* Records to process *
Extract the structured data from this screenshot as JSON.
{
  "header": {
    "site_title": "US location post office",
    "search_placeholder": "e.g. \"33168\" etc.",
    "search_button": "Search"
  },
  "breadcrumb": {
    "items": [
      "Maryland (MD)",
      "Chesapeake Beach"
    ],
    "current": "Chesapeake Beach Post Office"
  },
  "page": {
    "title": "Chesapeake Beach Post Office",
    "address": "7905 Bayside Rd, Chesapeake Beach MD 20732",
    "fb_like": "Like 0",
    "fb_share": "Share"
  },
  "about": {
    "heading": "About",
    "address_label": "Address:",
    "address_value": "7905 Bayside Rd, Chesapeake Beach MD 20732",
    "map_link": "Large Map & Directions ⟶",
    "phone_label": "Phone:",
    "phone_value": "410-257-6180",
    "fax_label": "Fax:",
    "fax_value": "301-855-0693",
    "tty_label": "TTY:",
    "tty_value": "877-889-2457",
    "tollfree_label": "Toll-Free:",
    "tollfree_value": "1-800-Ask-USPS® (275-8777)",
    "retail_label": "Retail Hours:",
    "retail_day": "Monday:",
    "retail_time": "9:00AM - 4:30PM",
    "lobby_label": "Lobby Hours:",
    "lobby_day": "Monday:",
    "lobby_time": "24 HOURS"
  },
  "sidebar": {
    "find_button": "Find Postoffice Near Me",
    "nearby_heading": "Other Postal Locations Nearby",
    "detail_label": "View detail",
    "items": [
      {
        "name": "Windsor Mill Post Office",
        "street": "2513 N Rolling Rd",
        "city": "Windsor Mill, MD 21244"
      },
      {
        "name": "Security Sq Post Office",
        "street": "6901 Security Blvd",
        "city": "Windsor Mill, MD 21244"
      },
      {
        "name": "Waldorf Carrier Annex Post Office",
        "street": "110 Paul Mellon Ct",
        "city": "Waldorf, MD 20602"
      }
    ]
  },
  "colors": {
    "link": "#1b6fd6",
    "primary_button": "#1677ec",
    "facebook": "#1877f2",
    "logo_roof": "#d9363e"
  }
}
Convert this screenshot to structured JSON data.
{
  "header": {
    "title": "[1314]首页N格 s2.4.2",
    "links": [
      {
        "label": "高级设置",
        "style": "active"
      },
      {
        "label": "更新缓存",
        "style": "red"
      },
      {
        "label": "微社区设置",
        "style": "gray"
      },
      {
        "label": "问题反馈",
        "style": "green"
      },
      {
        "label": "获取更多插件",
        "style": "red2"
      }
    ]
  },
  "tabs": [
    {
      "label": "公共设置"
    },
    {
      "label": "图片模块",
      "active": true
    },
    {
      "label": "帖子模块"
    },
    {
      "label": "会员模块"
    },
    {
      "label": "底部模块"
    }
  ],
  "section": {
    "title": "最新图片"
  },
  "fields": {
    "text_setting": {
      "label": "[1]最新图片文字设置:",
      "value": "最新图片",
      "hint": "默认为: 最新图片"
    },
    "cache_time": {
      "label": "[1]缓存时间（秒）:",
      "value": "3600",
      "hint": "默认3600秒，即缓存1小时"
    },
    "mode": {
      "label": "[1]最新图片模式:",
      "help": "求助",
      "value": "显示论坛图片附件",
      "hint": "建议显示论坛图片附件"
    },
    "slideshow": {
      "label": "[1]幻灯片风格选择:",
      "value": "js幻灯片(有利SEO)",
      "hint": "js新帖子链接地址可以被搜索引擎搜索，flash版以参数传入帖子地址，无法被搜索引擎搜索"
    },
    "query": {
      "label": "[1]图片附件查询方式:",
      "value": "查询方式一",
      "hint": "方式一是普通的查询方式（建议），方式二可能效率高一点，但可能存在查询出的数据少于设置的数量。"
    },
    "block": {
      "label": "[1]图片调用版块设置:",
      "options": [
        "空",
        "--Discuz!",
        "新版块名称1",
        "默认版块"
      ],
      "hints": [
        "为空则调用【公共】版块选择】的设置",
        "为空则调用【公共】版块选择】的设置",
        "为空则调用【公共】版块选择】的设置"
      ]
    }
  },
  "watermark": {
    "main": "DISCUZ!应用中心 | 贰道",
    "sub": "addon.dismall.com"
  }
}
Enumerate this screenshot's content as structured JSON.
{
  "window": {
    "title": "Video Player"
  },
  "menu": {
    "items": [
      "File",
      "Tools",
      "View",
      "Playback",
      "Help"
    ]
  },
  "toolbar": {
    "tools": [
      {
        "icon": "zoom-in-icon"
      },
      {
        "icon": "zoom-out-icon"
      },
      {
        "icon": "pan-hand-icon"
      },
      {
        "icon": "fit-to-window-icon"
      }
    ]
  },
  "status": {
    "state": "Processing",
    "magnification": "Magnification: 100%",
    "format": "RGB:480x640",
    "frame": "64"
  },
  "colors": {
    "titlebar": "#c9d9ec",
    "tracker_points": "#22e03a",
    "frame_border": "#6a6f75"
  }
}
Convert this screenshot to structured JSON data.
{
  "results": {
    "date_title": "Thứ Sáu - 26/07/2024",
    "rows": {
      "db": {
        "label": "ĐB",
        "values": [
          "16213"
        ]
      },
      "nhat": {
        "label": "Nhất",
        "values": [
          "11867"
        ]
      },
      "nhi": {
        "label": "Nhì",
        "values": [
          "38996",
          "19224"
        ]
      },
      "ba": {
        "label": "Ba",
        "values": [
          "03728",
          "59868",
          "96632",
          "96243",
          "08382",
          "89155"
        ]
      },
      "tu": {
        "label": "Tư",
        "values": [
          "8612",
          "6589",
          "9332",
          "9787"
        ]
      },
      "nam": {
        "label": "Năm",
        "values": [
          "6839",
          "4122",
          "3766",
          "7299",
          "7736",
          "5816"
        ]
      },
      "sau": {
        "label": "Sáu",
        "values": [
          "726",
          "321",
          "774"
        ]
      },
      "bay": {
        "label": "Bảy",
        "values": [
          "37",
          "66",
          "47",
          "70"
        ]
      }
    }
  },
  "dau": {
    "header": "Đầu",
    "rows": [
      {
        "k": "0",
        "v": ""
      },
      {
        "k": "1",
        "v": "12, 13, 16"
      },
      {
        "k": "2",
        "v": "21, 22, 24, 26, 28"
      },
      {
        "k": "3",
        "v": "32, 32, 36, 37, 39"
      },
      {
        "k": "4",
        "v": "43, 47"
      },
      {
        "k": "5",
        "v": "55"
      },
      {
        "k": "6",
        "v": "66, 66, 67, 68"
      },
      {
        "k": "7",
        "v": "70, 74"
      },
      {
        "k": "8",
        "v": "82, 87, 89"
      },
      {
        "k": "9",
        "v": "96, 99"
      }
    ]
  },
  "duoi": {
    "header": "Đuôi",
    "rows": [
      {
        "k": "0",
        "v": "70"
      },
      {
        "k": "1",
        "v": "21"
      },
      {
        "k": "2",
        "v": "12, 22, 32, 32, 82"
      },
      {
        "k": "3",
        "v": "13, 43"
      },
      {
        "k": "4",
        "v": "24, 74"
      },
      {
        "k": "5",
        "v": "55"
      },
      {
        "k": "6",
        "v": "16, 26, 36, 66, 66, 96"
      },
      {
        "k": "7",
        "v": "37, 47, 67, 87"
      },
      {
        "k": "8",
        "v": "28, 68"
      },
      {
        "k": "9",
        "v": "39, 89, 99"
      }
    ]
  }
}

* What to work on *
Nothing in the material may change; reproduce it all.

* The answer *
Extract the structured data from this screenshot as JSON.
{
  "header": {
    "site_title": "US location post office",
    "search_placeholder": "e.g. \"33168\" etc.",
    "search_button": "Search"
  },
  "breadcrumb": {
    "items": [
      "Maryland (MD)",
      "Chesapeake Beach"
    ],
    "current": "Chesapeake Beach Post Office"
  },
  "page": {
    "title": "Chesapeake Beach Post Office",
    "address": "7905 Bayside Rd, Chesapeake Beach MD 20732",
    "fb_like": "Like 0",
    "fb_share": "Share"
  },
  "about": {
    "heading": "About",
    "address_label": "Address:",
    "address_value": "7905 Bayside Rd, Chesapeake Beach MD 20732",
    "map_link": "Large Map & Directions ⟶",
    "phone_label": "Phone:",
    "phone_value": "410-257-6180",
    "fax_label": "Fax:",
    "fax_value": "301-855-0693",
    "tty_label": "TTY:",
    "tty_value": "877-889-2457",
    "tollfree_label": "Toll-Free:",
    "tollfree_value": "1-800-Ask-USPS® (275-8777)",
    "retail_label": "Retail Hours:",
    "retail_day": "Monday:",
    "retail_time": "9:00AM - 4:30PM",
    "lobby_label": "Lobby Hours:",
    "lobby_day": "Monday:",
    "lobby_time": "24 HOURS"
  },
  "sidebar": {
    "find_button": "Find Postoffice Near Me",
    "nearby_heading": "Other Postal Locations Nearby",
    "detail_label": "View detail",
    "items": [
      {
        "name": "Windsor Mill Post Office",
        "street": "2513 N Rolling Rd",
        "city": "Windsor Mill, MD 21244"
      },
      {
        "name": "Security Sq Post Office",
        "street": "6901 Security Blvd",
        "city": "Windsor Mill, MD 21244"
      },
      {
        "name": "Waldorf Carrier Annex Post Office",
        "street": "110 Paul Mellon Ct",
        "city": "Waldorf, MD 20602"
      }
    ]
  },
  "colors": {
    "link": "#1b6fd6",
    "primary_button": "#1677ec",
    "facebook": "#1877f2",
    "logo_roof": "#d9363e"
  }
}
Convert this screenshot to structured JSON data.
{
  "header": {
    "title": "[1314]首页N格 s2.4.2",
    "links": [
      {
        "label": "高级设置",
        "style": "active"
      },
      {
        "label": "更新缓存",
        "style": "red"
      },
      {
        "label": "微社区设置",
        "style": "gray"
      },
      {
        "label": "问题反馈",
        "style": "green"
      },
      {
        "label": "获取更多插件",
        "style": "red2"
      }
    ]
  },
  "tabs": [
    {
      "label": "公共设置"
    },
    {
      "label": "图片模块",
      "active": true
    },
    {
      "label": "帖子模块"
    },
    {
      "label": "会员模块"
    },
    {
      "label": "底部模块"
    }
  ],
  "section": {
    "title": "最新图片"
  },
  "fields": {
    "text_setting": {
      "label": "[1]最新图片文字设置:",
      "value": "最新图片",
      "hint": "默认为: 最新图片"
    },
    "cache_time": {
      "label": "[1]缓存时间（秒）:",
      "value": "3600",
      "hint": "默认3600秒，即缓存1小时"
    },
    "mode": {
      "label": "[1]最新图片模式:",
      "help": "求助",
      "value": "显示论坛图片附件",
      "hint": "建议显示论坛图片附件"
    },
    "slideshow": {
      "label": "[1]幻灯片风格选择:",
      "value": "js幻灯片(有利SEO)",
      "hint": "js新帖子链接地址可以被搜索引擎搜索，flash版以参数传入帖子地址，无法被搜索引擎搜索"
    },
    "query": {
      "label": "[1]图片附件查询方式:",
      "value": "查询方式一",
      "hint": "方式一是普通的查询方式（建议），方式二可能效率高一点，但可能存在查询出的数据少于设置的数量。"
    },
    "block": {
      "label": "[1]图片调用版块设置:",
      "options": [
        "空",
        "--Discuz!",
        "新版块名称1",
        "默认版块"
      ],
      "hints": [
        "为空则调用【公共】版块选择】的设置",
        "为空则调用【公共】版块选择】的设置",
        "为空则调用【公共】版块选择】的设置"
      ]
    }
  },
  "watermark": {
    "main": "DISCUZ!应用中心 | 贰道",
    "sub": "addon.dismall.com"
  }
}
Enumerate this screenshot's content as structured JSON.
{
  "window": {
    "title": "Video Player"
  },
  "menu": {
    "items": [
      "File",
      "Tools",
      "View",
      "Playback",
      "Help"
    ]
  },
  "toolbar": {
    "tools": [
      {
        "icon": "zoom-in-icon"
      },
      {
        "icon": "zoom-out-icon"
      },
      {
        "icon": "pan-hand-icon"
      },
      {
        "icon": "fit-to-window-icon"
      }
    ]
  },
  "status": {
    "state": "Processing",
    "magnification": "Magnification: 100%",
    "format": "RGB:480x640",
    "frame": "64"
  },
  "colors": {
    "titlebar": "#c9d9ec",
    "tracker_points": "#22e03a",
    "frame_border": "#6a6f75"
  }
}
Convert this screenshot to structured JSON data.
{
  "results": {
    "date_title": "Thứ Sáu - 26/07/2024",
    "rows": {
      "db": {
        "label": "ĐB",
        "values": [
          "16213"
        ]
      },
      "nhat": {
        "label": "Nhất",
        "values": [
          "11867"
        ]
      },
      "nhi": {
        "label": "Nhì",
        "values": [
          "38996",
          "19224"
        ]
      },
      "ba": {
        "label": "Ba",
        "values": [
          "03728",
          "59868",
          "96632",
          "96243",
          "08382",
          "89155"
        ]
      },
      "tu": {
        "label": "Tư",
        "values": [
          "8612",
          "6589",
          "9332",
          "9787"
        ]
      },
      "nam": {
        "label": "Năm",
        "values": [
          "6839",
          "4122",
          "3766",
          "7299",
          "7736",
          "5816"
        ]
      },
      "sau": {
        "label": "Sáu",
        "values": [
          "726",
          "321",
          "774"
        ]
      },
      "bay": {
        "label": "Bảy",
        "values": [
          "37",
          "66",
          "47",
          "70"
        ]
      }
    }
  },
  "dau": {
    "header": "Đầu",
    "rows": [
      {
        "k": "0",
        "v": ""
      },
      {
        "k": "1",
        "v": "12, 13, 16"
      },
      {
        "k": "2",
        "v": "21, 22, 24, 26, 28"
      },
      {
        "k": "3",
        "v": "32, 32, 36, 37, 39"
      },
      {
        "k": "4",
        "v": "43, 47"
      },
      {
        "k": "5",
        "v": "55"
      },
      {
        "k": "6",
        "v": "66, 66, 67, 68"
      },
      {
        "k": "7",
        "v": "70, 74"
      },
      {
        "k": "8",
        "v": "82, 87, 89"
      },
      {
        "k": "9",
        "v": "96, 99"
      }
    ]
  },
  "duoi": {
    "header": "Đuôi",
    "rows": [
      {
        "k": "0",
        "v": "70"
      },
      {
        "k": "1",
        "v": "21"
      },
      {
        "k": "2",
        "v": "12, 22, 32, 32, 82"
      },
      {
        "k": "3",
        "v": "13, 43"
      },
      {
        "k": "4",
        "v": "24, 74"
      },
      {
        "k": "5",
        "v": "55"
      },
      {
        "k": "6",
        "v": "16, 26, 36, 66, 66, 96"
      },
      {
        "k": "7",
        "v": "37, 47, 67, 87"
      },
      {
        "k": "8",
        "v": "28, 68"
      },
      {
        "k": "9",
        "v": "39, 89, 99"
      }
    ]
  }
}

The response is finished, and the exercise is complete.